**Exercise**
For each record below, retype the text exactly and omit any image.

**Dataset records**
+--

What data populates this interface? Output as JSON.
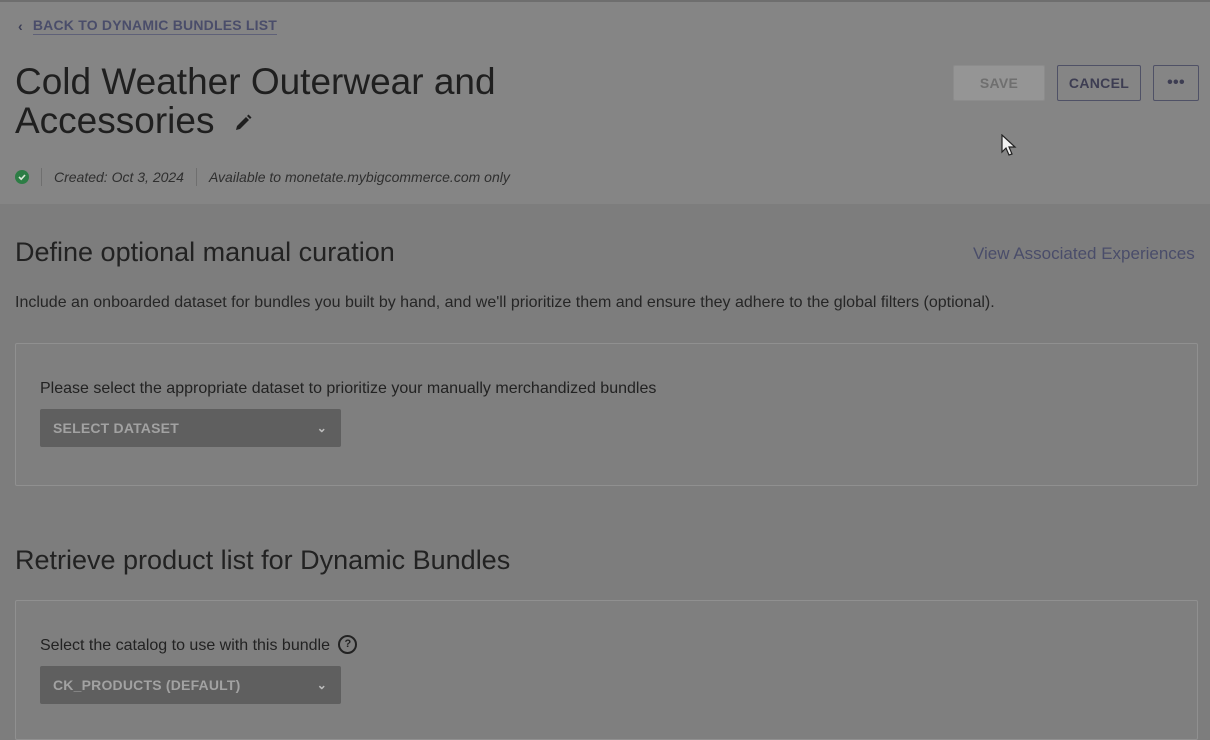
{
  "header": {
    "back_link": "BACK TO DYNAMIC BUNDLES LIST",
    "title_line1": "Cold Weather Outerwear and",
    "title_line2": "Accessories",
    "buttons": {
      "save": "SAVE",
      "cancel": "CANCEL",
      "more": "•••"
    },
    "meta": {
      "status": "active",
      "created": "Created: Oct 3, 2024",
      "availability": "Available to monetate.mybigcommerce.com only"
    }
  },
  "curation": {
    "title": "Define optional manual curation",
    "view_link": "View Associated Experiences",
    "description": "Include an onboarded dataset for bundles you built by hand, and we'll prioritize them and ensure they adhere to the global filters (optional).",
    "dataset_label": "Please select the appropriate dataset to prioritize your manually merchandized bundles",
    "dataset_select": "SELECT DATASET"
  },
  "retrieve": {
    "title": "Retrieve product list for Dynamic Bundles",
    "catalog_label": "Select the catalog to use with this bundle",
    "catalog_select": "CK_PRODUCTS (DEFAULT)"
  },
  "colors": {
    "overlay_bg": "#7d7d7d",
    "link": "#4a4d6a",
    "status_ok": "#2d7d45"
  }
}
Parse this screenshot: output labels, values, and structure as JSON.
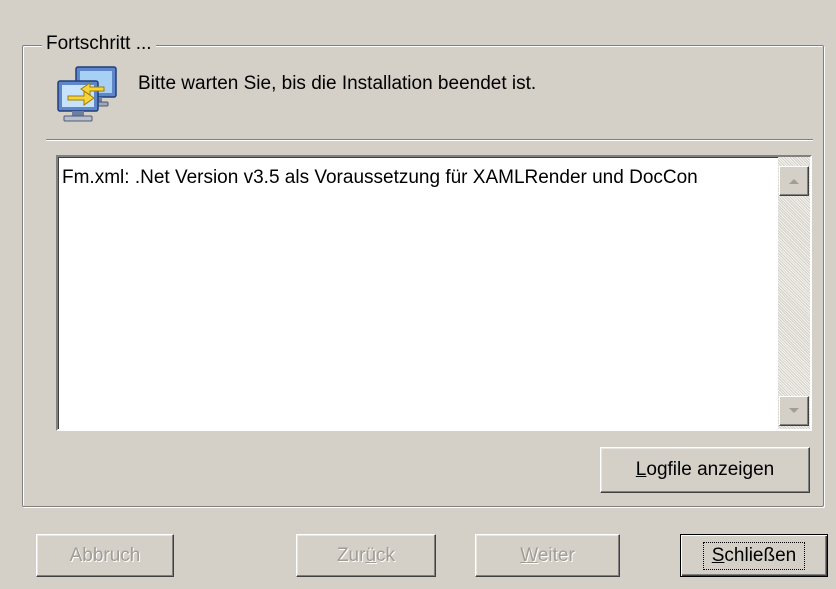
{
  "group": {
    "title": "Fortschritt ..."
  },
  "status": {
    "message": "Bitte warten Sie, bis die Installation beendet ist.",
    "icon": "install-monitors-icon"
  },
  "log": {
    "lines": [
      "Fm.xml: .Net Version v3.5 als Voraussetzung für XAMLRender und DocCon"
    ]
  },
  "buttons": {
    "logfile": {
      "mnemonic": "L",
      "rest": "ogfile anzeigen"
    },
    "cancel": {
      "label": "Abbruch"
    },
    "back": {
      "pre": "Zur",
      "mnemonic": "ü",
      "post": "ck"
    },
    "next": {
      "mnemonic": "W",
      "rest": "eiter"
    },
    "close": {
      "mnemonic": "S",
      "rest": "chließen"
    }
  },
  "colors": {
    "face": "#d4d0c8",
    "disabled_text": "#a09d96",
    "list_background": "#ffffff"
  }
}
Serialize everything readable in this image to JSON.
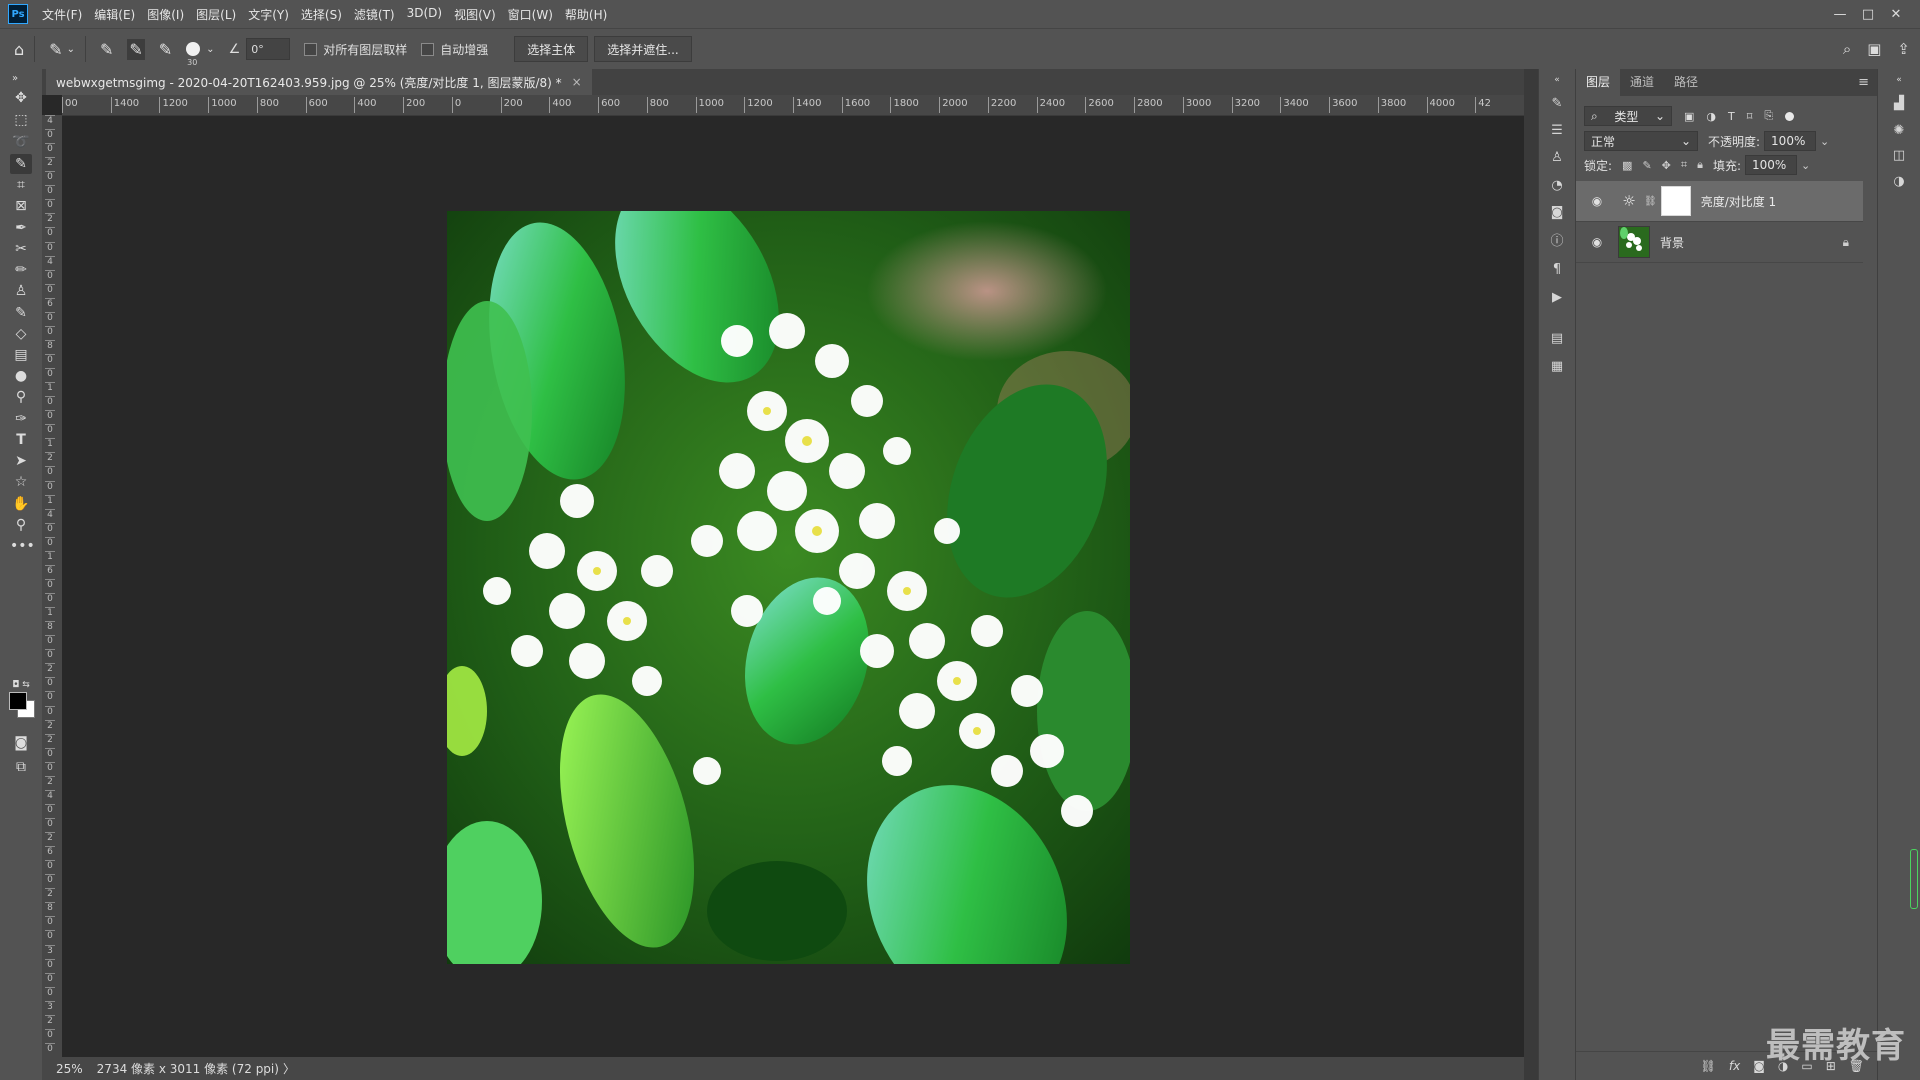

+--

**The answer**
What data populates this interface? Output as JSON.
{
  "header": {
    "back_link": "BACK TO DYNAMIC BUNDLES LIST",
    "title_line1": "Cold Weather Outerwear and",
    "title_line2": "Accessories",
    "buttons": {
      "save": "SAVE",
      "cancel": "CANCEL",
      "more": "•••"
    },
    "meta": {
      "status": "active",
      "created": "Created: Oct 3, 2024",
      "availability": "Available to monetate.mybigcommerce.com only"
    }
  },
  "curation": {
    "title": "Define optional manual curation",
    "view_link": "View Associated Experiences",
    "description": "Include an onboarded dataset for bundles you built by hand, and we'll prioritize them and ensure they adhere to the global filters (optional).",
    "dataset_label": "Please select the appropriate dataset to prioritize your manually merchandized bundles",
    "dataset_select": "SELECT DATASET"
  },
  "retrieve": {
    "title": "Retrieve product list for Dynamic Bundles",
    "catalog_label": "Select the catalog to use with this bundle",
    "catalog_select": "CK_PRODUCTS (DEFAULT)"
  },
  "colors": {
    "overlay_bg": "#7d7d7d",
    "link": "#4a4d6a",
    "status_ok": "#2d7d45"
  }
}
Parse this screenshot: output labels, values, and structure as JSON.
{
  "group": {
    "title": "Fortschritt ..."
  },
  "status": {
    "message": "Bitte warten Sie, bis die Installation beendet ist.",
    "icon": "install-monitors-icon"
  },
  "log": {
    "lines": [
      "Fm.xml: .Net Version v3.5 als Voraussetzung für XAMLRender und DocCon"
    ]
  },
  "buttons": {
    "logfile": {
      "mnemonic": "L",
      "rest": "ogfile anzeigen"
    },
    "cancel": {
      "label": "Abbruch"
    },
    "back": {
      "pre": "Zur",
      "mnemonic": "ü",
      "post": "ck"
    },
    "next": {
      "mnemonic": "W",
      "rest": "eiter"
    },
    "close": {
      "mnemonic": "S",
      "rest": "chließen"
    }
  },
  "colors": {
    "face": "#d4d0c8",
    "disabled_text": "#a09d96",
    "list_background": "#ffffff"
  }
}
Serialize everything readable in this image to JSON.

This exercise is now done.